The intimacy of roundtable staff meetings was replaced by Zoom. The chaos and camaraderie of an average day in the newsroom was replaced by countless quiet summer afternoons interviewing sources and writing stories from my bed. Walking over to an editor’s desk to ask for input on a story was replaced by communicating entirely over Slack.

However, what I have realized is that change is the new normal, and the growth that stemmed from that change has became the new normal as well.

I have spent the last year chasing down street musicians at CTA stations, interviewing Grammy winners and ruthlessly contacting school administrators, and these are all things I never imagined I would be doing when I walked into the doors of the newsroom for the first time.

In collaboration with the management team—who works ever so tirelessly and only gets a fraction of the credit they deserve—I have been able to hone my skills as a music writer, interviewing artists about their work and reviewing some incredible projects along the way.

With their guidance and suggestions, I have watched so many stories come to life in a way they wouldn’t have before when I was blogging just for myself.

Needless to say, even while doing my job remotely for most of the time that I have been employed at the Chronicle, there was never a dull moment as a member of this staff.

While I have gotten used to the “new normal” that has come with doing my job from my bedroom amid the pandemic, I never knew what challenges would come with an average week of work at the Chronicle.

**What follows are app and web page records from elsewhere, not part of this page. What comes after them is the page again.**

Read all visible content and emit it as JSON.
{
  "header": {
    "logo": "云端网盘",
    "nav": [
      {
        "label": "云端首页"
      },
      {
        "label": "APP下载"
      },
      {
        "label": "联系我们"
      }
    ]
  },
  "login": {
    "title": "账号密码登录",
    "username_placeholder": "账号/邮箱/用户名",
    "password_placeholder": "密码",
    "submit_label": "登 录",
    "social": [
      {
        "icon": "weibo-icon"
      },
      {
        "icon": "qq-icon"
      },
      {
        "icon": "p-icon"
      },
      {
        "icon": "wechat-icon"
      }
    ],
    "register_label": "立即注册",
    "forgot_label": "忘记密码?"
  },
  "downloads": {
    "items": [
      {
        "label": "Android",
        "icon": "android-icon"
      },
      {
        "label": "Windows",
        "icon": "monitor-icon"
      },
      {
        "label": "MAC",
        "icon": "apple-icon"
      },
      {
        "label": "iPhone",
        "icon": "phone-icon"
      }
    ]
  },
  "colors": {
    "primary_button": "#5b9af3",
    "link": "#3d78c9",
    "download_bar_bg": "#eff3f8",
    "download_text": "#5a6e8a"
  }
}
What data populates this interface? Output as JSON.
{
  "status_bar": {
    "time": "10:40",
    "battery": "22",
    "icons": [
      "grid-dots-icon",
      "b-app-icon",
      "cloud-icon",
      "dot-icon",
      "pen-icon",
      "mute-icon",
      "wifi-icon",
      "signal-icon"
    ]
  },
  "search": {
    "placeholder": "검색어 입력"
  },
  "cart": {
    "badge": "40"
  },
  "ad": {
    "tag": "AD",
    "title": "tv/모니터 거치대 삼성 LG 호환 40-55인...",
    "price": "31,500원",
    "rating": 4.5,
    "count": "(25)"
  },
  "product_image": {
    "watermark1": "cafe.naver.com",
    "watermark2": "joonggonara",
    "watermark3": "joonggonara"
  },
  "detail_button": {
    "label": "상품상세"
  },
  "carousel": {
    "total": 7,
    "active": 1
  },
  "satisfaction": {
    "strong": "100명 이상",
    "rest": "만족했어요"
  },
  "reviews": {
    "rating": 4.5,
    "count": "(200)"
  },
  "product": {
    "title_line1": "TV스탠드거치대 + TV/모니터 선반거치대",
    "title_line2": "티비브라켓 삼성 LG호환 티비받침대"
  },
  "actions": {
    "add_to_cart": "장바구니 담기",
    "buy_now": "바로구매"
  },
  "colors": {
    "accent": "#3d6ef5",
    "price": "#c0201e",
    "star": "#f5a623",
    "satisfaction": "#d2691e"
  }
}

I have no idea what lies ahead. To be honest, I am still not even sure if I see myself working in journalism long term. But spending the calendar year of 2020 as part of the Chronicle team has certainly been an experience that I will never forget.

And for that, I am forever grateful.